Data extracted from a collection

···

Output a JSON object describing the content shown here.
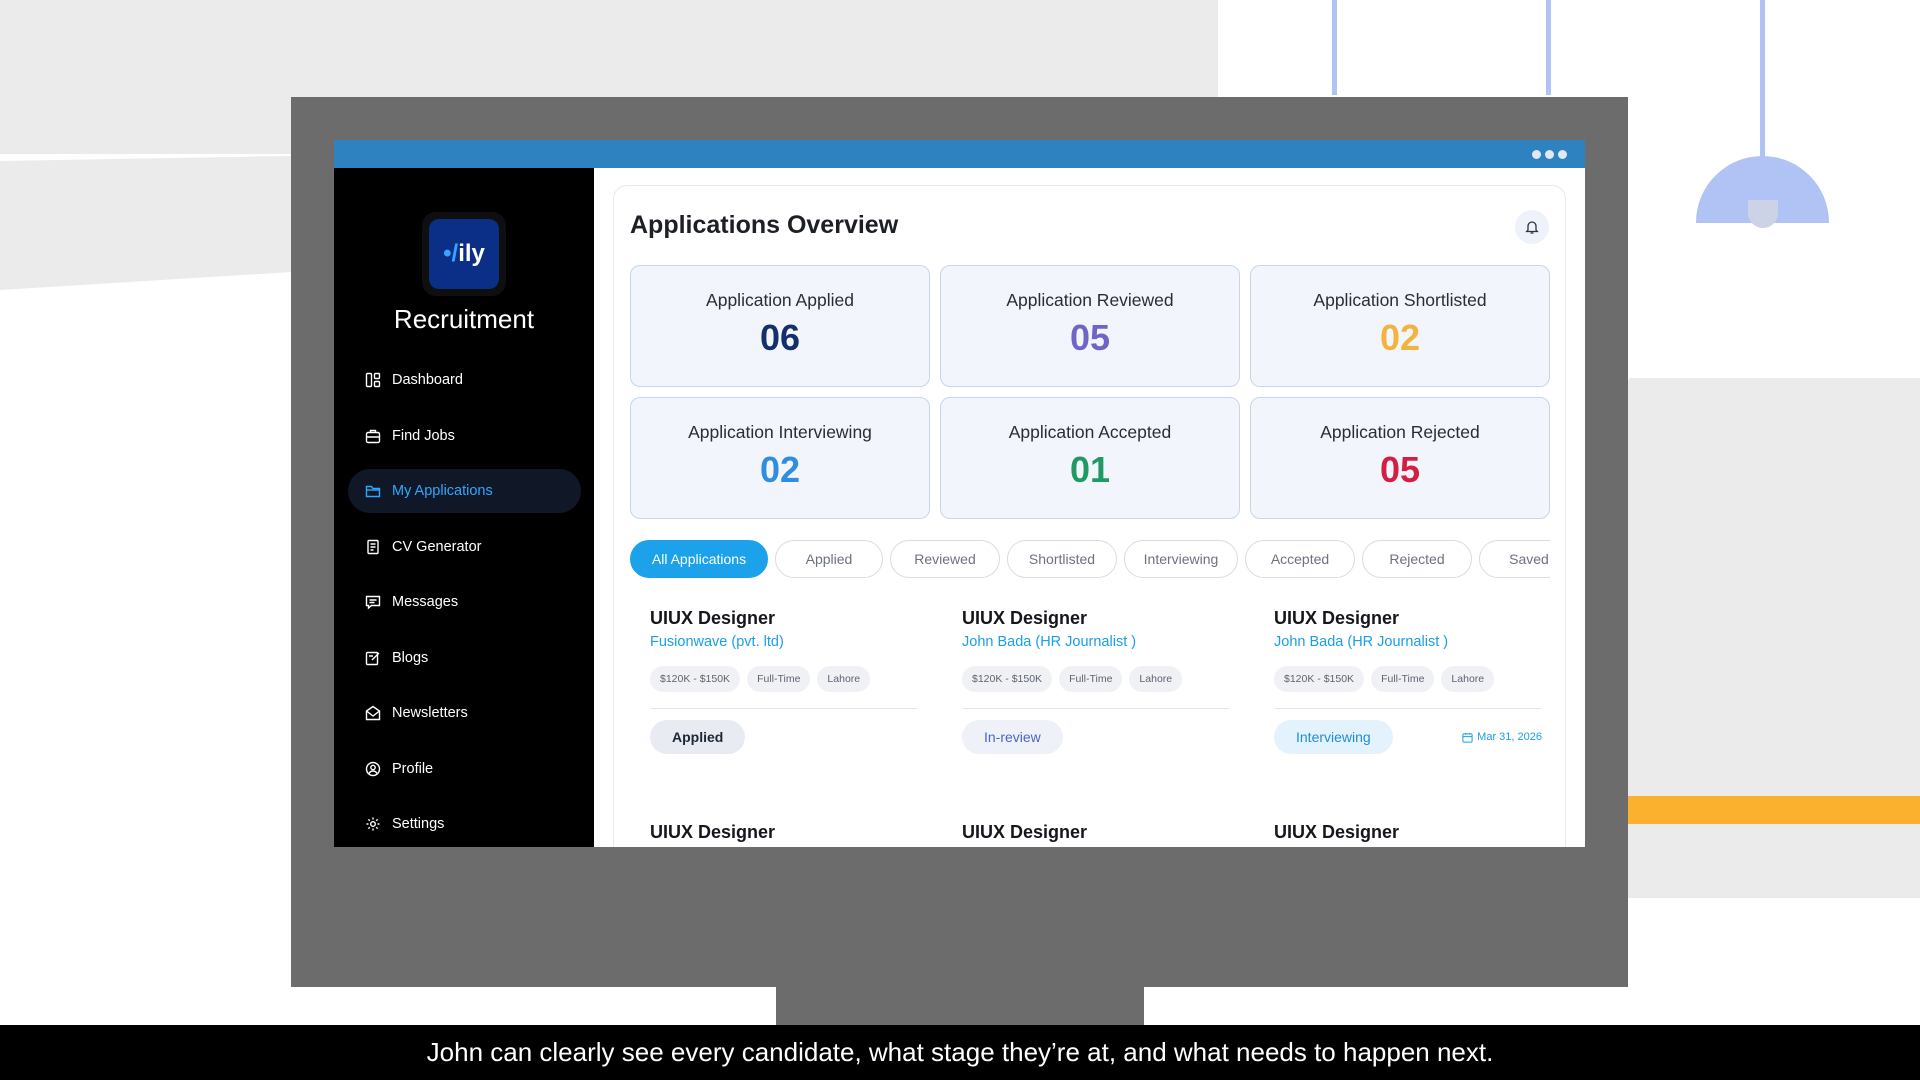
{
  "app": {
    "logo_text": "ily",
    "name": "Recruitment"
  },
  "sidebar": {
    "items": [
      {
        "label": "Dashboard",
        "icon": "dashboard-icon"
      },
      {
        "label": "Find Jobs",
        "icon": "briefcase-icon"
      },
      {
        "label": "My Applications",
        "icon": "folder-icon",
        "active": true
      },
      {
        "label": "CV Generator",
        "icon": "document-icon"
      },
      {
        "label": "Messages",
        "icon": "chat-icon"
      },
      {
        "label": "Blogs",
        "icon": "edit-icon"
      },
      {
        "label": "Newsletters",
        "icon": "mail-icon"
      },
      {
        "label": "Profile",
        "icon": "user-icon"
      },
      {
        "label": "Settings",
        "icon": "gear-icon"
      }
    ]
  },
  "main": {
    "title": "Applications Overview",
    "stats": [
      {
        "label": "Application Applied",
        "value": "06",
        "color": "#14306b"
      },
      {
        "label": "Application Reviewed",
        "value": "05",
        "color": "#7065c6"
      },
      {
        "label": "Application Shortlisted",
        "value": "02",
        "color": "#f2b441"
      },
      {
        "label": "Application Interviewing",
        "value": "02",
        "color": "#2f8ee0"
      },
      {
        "label": "Application Accepted",
        "value": "01",
        "color": "#1f9a63"
      },
      {
        "label": "Application Rejected",
        "value": "05",
        "color": "#d31f45"
      }
    ],
    "filters": [
      "All Applications",
      "Applied",
      "Reviewed",
      "Shortlisted",
      "Interviewing",
      "Accepted",
      "Rejected",
      "Saved"
    ],
    "cards": [
      {
        "title": "UIUX Designer",
        "company": "Fusionwave (pvt. ltd)",
        "tags": [
          "$120K - $150K",
          "Full-Time",
          "Lahore"
        ],
        "status": "Applied",
        "date": ""
      },
      {
        "title": "UIUX Designer",
        "company": "John Bada (HR Journalist )",
        "tags": [
          "$120K - $150K",
          "Full-Time",
          "Lahore"
        ],
        "status": "In-review",
        "date": ""
      },
      {
        "title": "UIUX Designer",
        "company": "John Bada (HR Journalist )",
        "tags": [
          "$120K - $150K",
          "Full-Time",
          "Lahore"
        ],
        "status": "Interviewing",
        "date": "Mar 31, 2026"
      }
    ],
    "cards_next": [
      "UIUX Designer",
      "UIUX Designer",
      "UIUX Designer"
    ]
  },
  "caption": "John can clearly see every candidate, what stage they’re at, and what needs to happen next.",
  "colors": {
    "accent": "#1ba2ea",
    "titlebar": "#2e82c0",
    "lamp": "#b1c3f5",
    "orange": "#fbb12e"
  }
}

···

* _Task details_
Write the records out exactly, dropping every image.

* _Result of the exercise_
Output a JSON object describing the content shown here.
{
  "app": {
    "logo_text": "ily",
    "name": "Recruitment"
  },
  "sidebar": {
    "items": [
      {
        "label": "Dashboard",
        "icon": "dashboard-icon"
      },
      {
        "label": "Find Jobs",
        "icon": "briefcase-icon"
      },
      {
        "label": "My Applications",
        "icon": "folder-icon",
        "active": true
      },
      {
        "label": "CV Generator",
        "icon": "document-icon"
      },
      {
        "label": "Messages",
        "icon": "chat-icon"
      },
      {
        "label": "Blogs",
        "icon": "edit-icon"
      },
      {
        "label": "Newsletters",
        "icon": "mail-icon"
      },
      {
        "label": "Profile",
        "icon": "user-icon"
      },
      {
        "label": "Settings",
        "icon": "gear-icon"
      }
    ]
  },
  "main": {
    "title": "Applications Overview",
    "stats": [
      {
        "label": "Application Applied",
        "value": "06",
        "color": "#14306b"
      },
      {
        "label": "Application Reviewed",
        "value": "05",
        "color": "#7065c6"
      },
      {
        "label": "Application Shortlisted",
        "value": "02",
        "color": "#f2b441"
      },
      {
        "label": "Application Interviewing",
        "value": "02",
        "color": "#2f8ee0"
      },
      {
        "label": "Application Accepted",
        "value": "01",
        "color": "#1f9a63"
      },
      {
        "label": "Application Rejected",
        "value": "05",
        "color": "#d31f45"
      }
    ],
    "filters": [
      "All Applications",
      "Applied",
      "Reviewed",
      "Shortlisted",
      "Interviewing",
      "Accepted",
      "Rejected",
      "Saved"
    ],
    "cards": [
      {
        "title": "UIUX Designer",
        "company": "Fusionwave (pvt. ltd)",
        "tags": [
          "$120K - $150K",
          "Full-Time",
          "Lahore"
        ],
        "status": "Applied",
        "date": ""
      },
      {
        "title": "UIUX Designer",
        "company": "John Bada (HR Journalist )",
        "tags": [
          "$120K - $150K",
          "Full-Time",
          "Lahore"
        ],
        "status": "In-review",
        "date": ""
      },
      {
        "title": "UIUX Designer",
        "company": "John Bada (HR Journalist )",
        "tags": [
          "$120K - $150K",
          "Full-Time",
          "Lahore"
        ],
        "status": "Interviewing",
        "date": "Mar 31, 2026"
      }
    ],
    "cards_next": [
      "UIUX Designer",
      "UIUX Designer",
      "UIUX Designer"
    ]
  },
  "caption": "John can clearly see every candidate, what stage they’re at, and what needs to happen next.",
  "colors": {
    "accent": "#1ba2ea",
    "titlebar": "#2e82c0",
    "lamp": "#b1c3f5",
    "orange": "#fbb12e"
  }
}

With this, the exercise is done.